Preparation to ride across the American West to COTA –
How well-rounded is Yamaha’s Tracer GT? That is the question I hope to answer over the next few months as the 900cc triple attempts to be that most elusive of all motorcycles: the Perfect Bike. Have you heard of that? A single bike that does it all—is that even possible?
Here’s the plan:
The Comfort Mods: Ride it all over the place as a sport-touring motorcycle in the manner the designers intended. I already rode it from Las Vegas to Salt Lake City to southern Colorado when we first met, and have modified it slightly as outlined in this article for this Inde/COTA adventure.
The Performance Mods: Do trackdays, run it down the dragstrip, even race it! My favorite trackday bike is my trusty and gently modified 2006 Yamaha FZ1. Comfy, stable, reliable, and a ton of fun. Can the Tracer GT measure up? It will be put to the ultimate test when Mark Schellinger enters it in the MRA’s streetbike class later this year, and we’ll get Mark’s input on how it works in competition. Americans love to drag race, so the Tracer will visit the Pueblo Motorsports Park strip for a few runs now and then. The GT will be lightly modified to help all-things go-fast. But that’s in the future.
The Comfort Mods And Three 800-Mile Days
I’ve been on the Tracer a few times here in southern Colorado but it was my initial ride through Nevada, Utah, and Colorado that formed my thoughts on future mods. Talking with Yamaha’s Marcus DeMichele helped form the idea for “comfort mods” prior to my trip from Colorado to southern Arizona and then to Austin, Texas, for the USGP.
Touring Screen: Marcus recommended the taller touring windscreen, and that jived well with my experience with the stock screen that was too short and narrow, something very noticeable in cold weather and at the speeds the Western states can offer. The stock screen couldn’t be raised enough to eliminate helmet buffeting and the touring screen made a lot of sense. It bolts on in the same manner and can be raised and lowered.
Yamaha Comfort Seat (Not Used): Marcus also recommended the optional heated comfort seat but it added almost an inch of seat height so I left it home for this trip as I’m already a little nervous about my skinny arms holding up a fully loaded Tracer GT. The stock seat treated me well in our initial foray last autumn, so I will report on the optional comfort seat sometime in the future.
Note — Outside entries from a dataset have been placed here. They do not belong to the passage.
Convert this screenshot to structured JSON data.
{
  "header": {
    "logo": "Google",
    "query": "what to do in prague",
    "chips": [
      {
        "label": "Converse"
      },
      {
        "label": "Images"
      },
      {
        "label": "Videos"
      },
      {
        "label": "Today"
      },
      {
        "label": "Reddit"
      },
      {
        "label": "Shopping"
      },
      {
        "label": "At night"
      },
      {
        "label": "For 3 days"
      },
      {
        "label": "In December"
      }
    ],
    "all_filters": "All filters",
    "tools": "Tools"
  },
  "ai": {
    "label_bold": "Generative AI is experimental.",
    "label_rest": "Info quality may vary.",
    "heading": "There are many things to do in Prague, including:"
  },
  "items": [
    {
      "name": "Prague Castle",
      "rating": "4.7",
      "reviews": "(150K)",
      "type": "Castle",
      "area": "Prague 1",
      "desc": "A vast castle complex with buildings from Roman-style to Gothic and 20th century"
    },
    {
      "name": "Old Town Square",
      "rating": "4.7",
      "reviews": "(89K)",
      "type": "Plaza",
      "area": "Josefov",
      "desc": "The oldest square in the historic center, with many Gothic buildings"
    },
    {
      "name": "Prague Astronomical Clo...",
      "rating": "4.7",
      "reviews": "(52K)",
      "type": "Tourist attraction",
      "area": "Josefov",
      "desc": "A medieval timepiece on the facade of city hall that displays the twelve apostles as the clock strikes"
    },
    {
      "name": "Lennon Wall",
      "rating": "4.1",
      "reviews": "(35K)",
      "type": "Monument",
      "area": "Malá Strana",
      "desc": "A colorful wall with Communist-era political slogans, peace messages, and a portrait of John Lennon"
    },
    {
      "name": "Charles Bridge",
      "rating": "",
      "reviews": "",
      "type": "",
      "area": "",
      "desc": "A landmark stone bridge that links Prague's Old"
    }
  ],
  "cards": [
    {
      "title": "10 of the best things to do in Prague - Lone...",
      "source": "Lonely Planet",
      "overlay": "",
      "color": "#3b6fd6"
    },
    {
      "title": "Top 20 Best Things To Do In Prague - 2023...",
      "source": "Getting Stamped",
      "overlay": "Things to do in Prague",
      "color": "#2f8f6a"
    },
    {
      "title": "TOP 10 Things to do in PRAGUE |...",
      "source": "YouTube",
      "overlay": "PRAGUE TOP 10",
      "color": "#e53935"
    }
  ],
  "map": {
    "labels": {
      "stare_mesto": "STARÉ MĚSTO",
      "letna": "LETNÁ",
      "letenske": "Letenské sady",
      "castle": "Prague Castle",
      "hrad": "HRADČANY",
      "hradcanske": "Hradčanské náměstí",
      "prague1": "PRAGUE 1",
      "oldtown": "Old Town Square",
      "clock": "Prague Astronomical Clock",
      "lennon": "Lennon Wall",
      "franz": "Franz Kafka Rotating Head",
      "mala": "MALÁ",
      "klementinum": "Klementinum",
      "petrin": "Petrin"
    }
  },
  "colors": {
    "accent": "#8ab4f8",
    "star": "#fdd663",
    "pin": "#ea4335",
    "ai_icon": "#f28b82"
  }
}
Updated Tires: Keith Culver, the YCRS COO, rode the school’s Tracer on the stock tires and couldn’t find much positive to say. I never built much trust in them either, but my Tracer has been parked over the Colorado winter while Keith has been riding his all around Southern California. “Get rid of those stock tires,” he told me.
Taller Gearing: I felt that Yamaha missed the mark on the overall gearing as the bike spins 5,400 rpm at an indicated 80 mph with the stock 16/45 sprocket combination. Why gear this torquey triple so low? Perhaps it’s our love of acceleration that dictates gearing, but out on the open road I would like an engine that just loafs along sipping fuel at a less-busy point on the tach. How about five close-ratio speeds and a really tall overdrive sixth? How about seven speeds? Eight? Those choices were out of my hands so I called Driven and ordered up a 17-tooth front sprocket and a 43-tooth rear, choices that kept the stock chain length for convenience because I’ll swap back and forth depending upon the day’s activities. All the charts regarding gearing choices and chain lengths are on the Driven website and customer support was excellent. The gain was 10 mph at the same engine speed, so 5,400 was now 90 mph, with 80 mph happening at 4,800 rpm. Quieter, less hectic, better fuel mileage.
In part 2 we hit the road.